Ken Griffin’s Citadel has replaced Ray Dalio’s Bridgewater as the most successful hedge fund of all time—the MOAT, if you will—after generating US$16 billion for investors last year.
Driving the news: The $54 billion hedge fund made a 38.1% return in its main fund last year.
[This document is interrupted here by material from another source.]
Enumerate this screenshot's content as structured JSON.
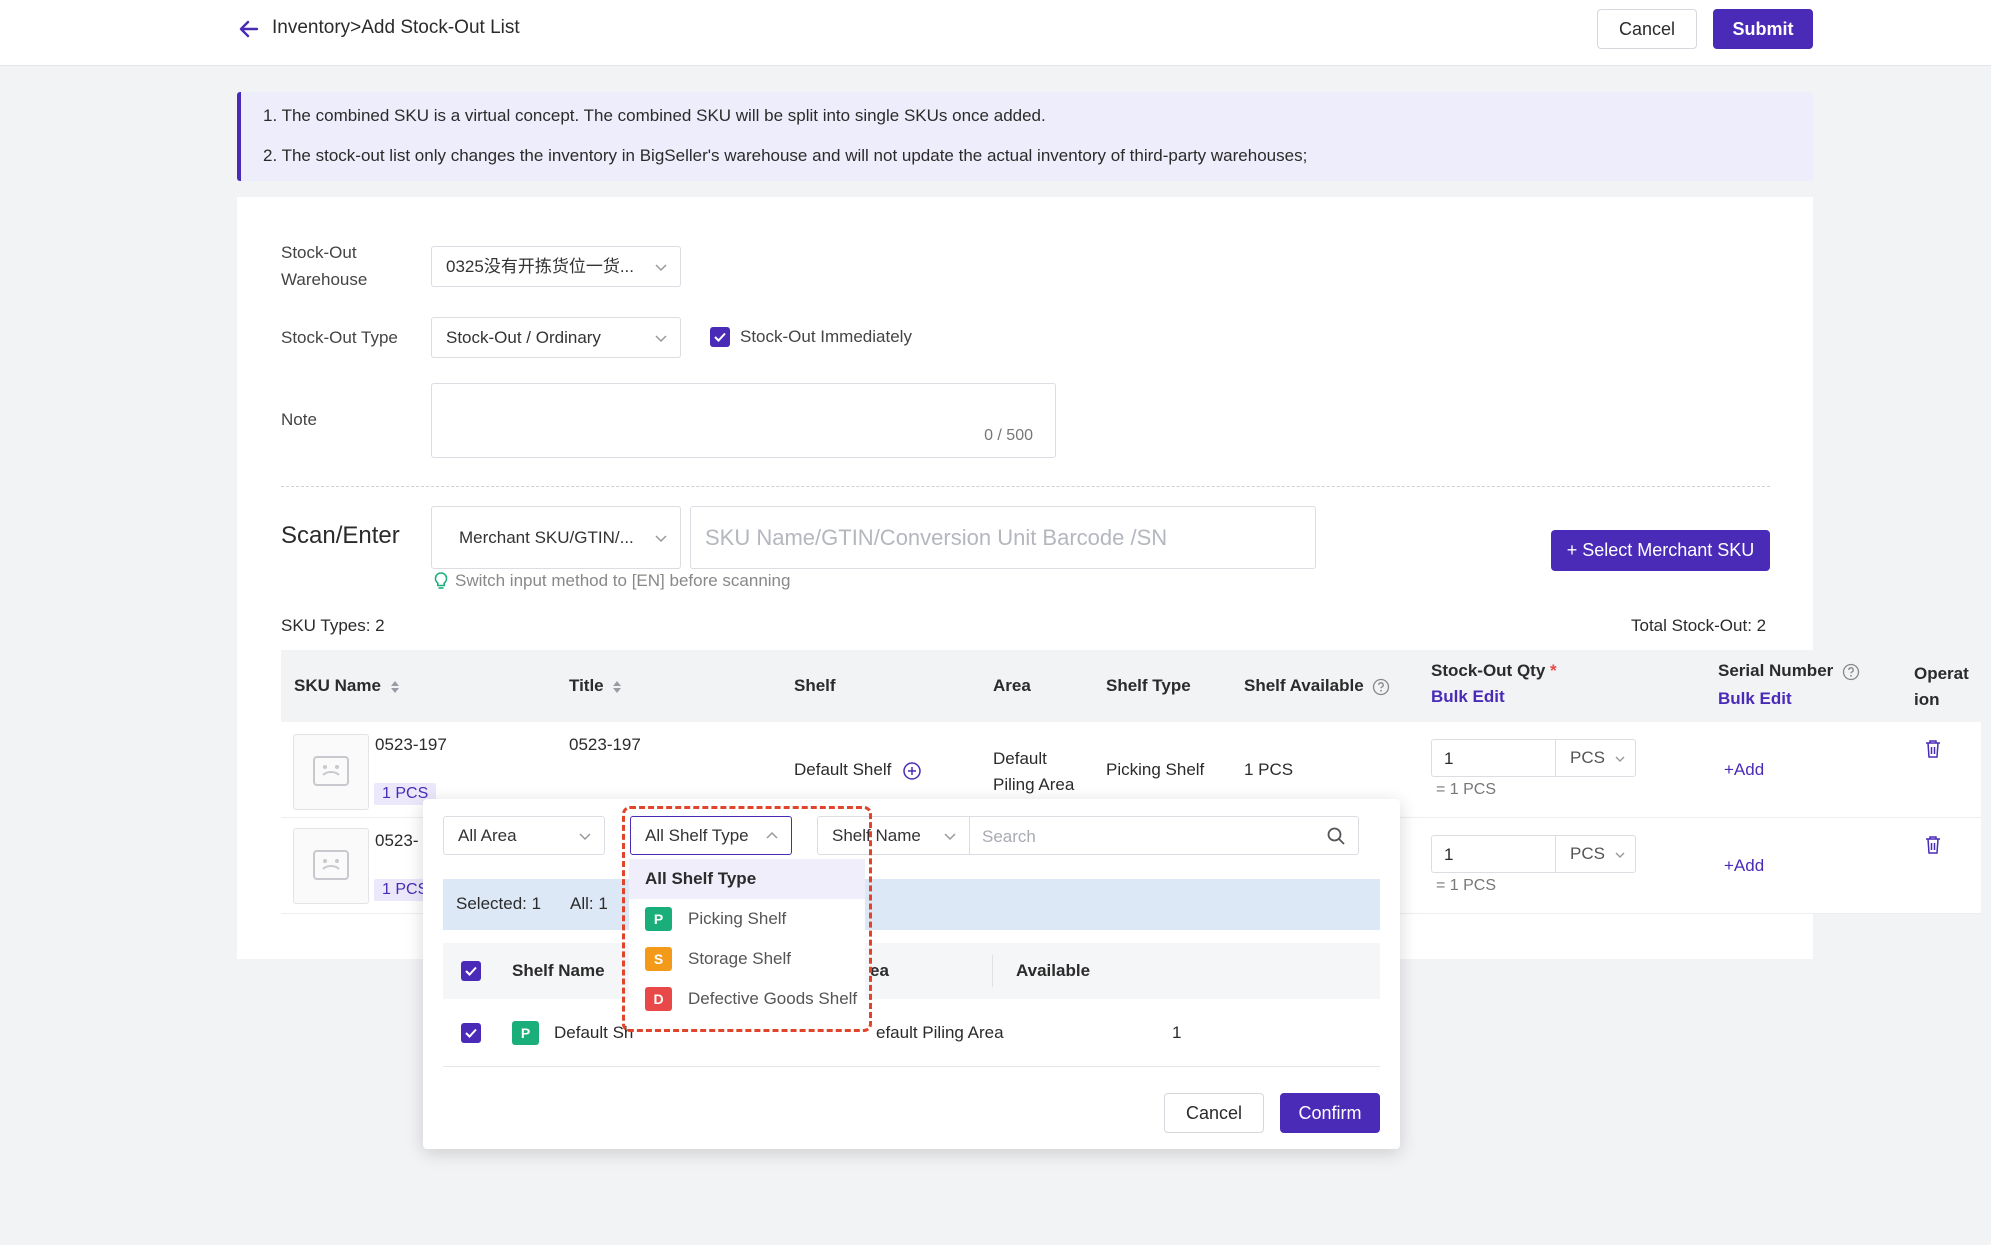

That sounds pretty good, but it sounds even better when you consider hedge funds, overall, fell by 4.25% last year, according to an index tracking many of the top players.
- LCH Investments, a fund of hedge funds, estimated a return of 3.4% at the top 20 managers and losses of 8.2% at the rest of funds, per Bloomberg.
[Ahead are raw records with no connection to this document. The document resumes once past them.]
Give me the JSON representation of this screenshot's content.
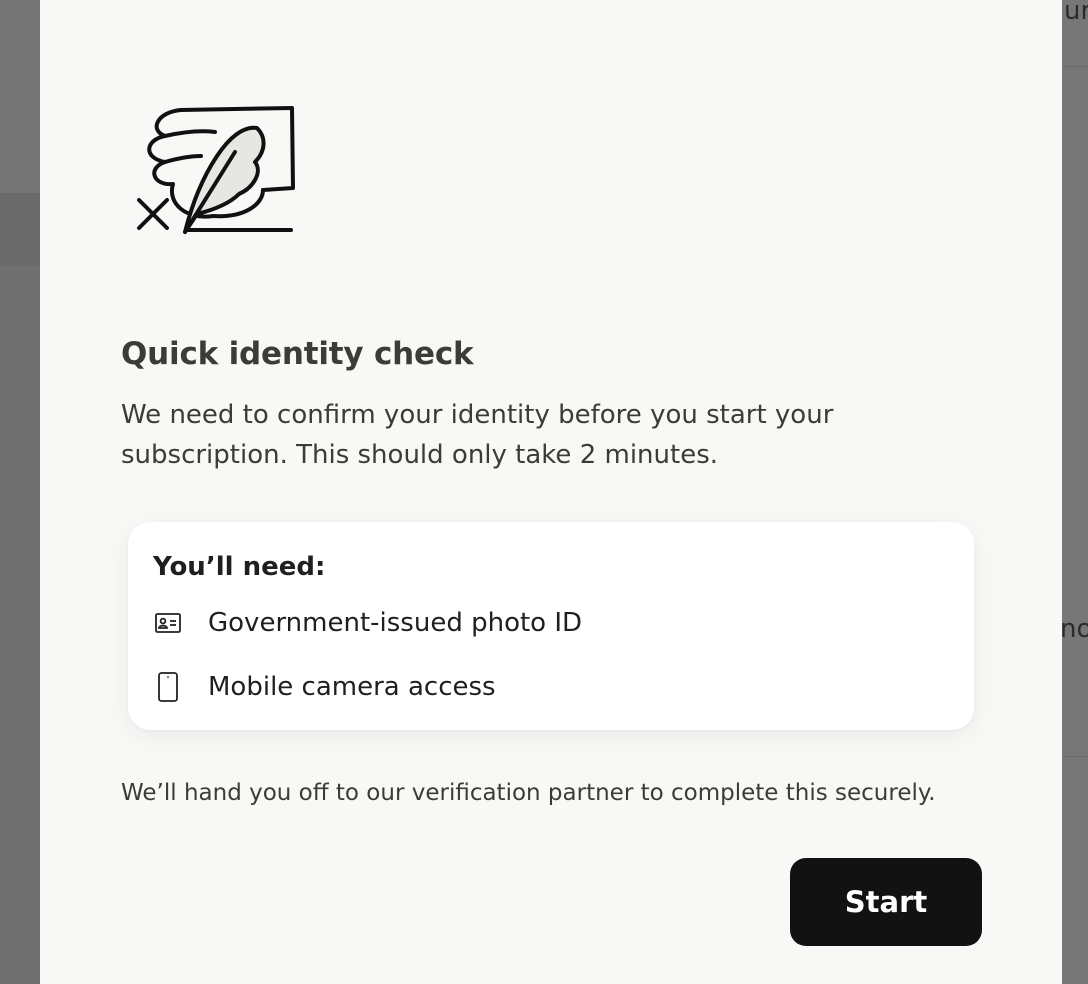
{
  "background": {
    "partial_text_top": "ur s",
    "partial_text_mid": "no"
  },
  "modal": {
    "illustration_icon": "signature-document-icon",
    "title": "Quick identity check",
    "description": "We need to confirm your identity before you start your subscription. This should only take 2 minutes.",
    "requirements": {
      "heading": "You’ll need:",
      "items": [
        {
          "icon": "id-card-icon",
          "label": "Government-issued photo ID"
        },
        {
          "icon": "mobile-phone-icon",
          "label": "Mobile camera access"
        }
      ]
    },
    "footnote": "We’ll hand you off to our verification partner to complete this securely.",
    "start_label": "Start"
  },
  "colors": {
    "overlay": "#6f6f6f",
    "modal_bg": "#f8f8f6",
    "card_bg": "#ffffff",
    "text": "#3b3b38",
    "button_bg": "#121212",
    "button_text": "#ffffff"
  }
}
Why it matters: Citadel’s profits represent the biggest dollar gain by a hedge fund in history, surpassing the ~$15.6 billion pocketed by John Paulson in 2007 through bets against the US subprime mortgage market (described as the “greatest trade ever” in one book).
- The gains generated “reflect their increasing dominance in strategies which do not depend on rising asset prices,” said LCH Chairman Rick Sopher.
- Instead, macro strategies are tied to developments in interest rates, foreign policy, currency exchange rates, and international trade agreements.
Bottom line: Last year was generally a great year for macro funds, which base their investment strategy on high-level economic and political events rather than being closely tied to equity markets (which tend to slump during periods of economic uncertainty).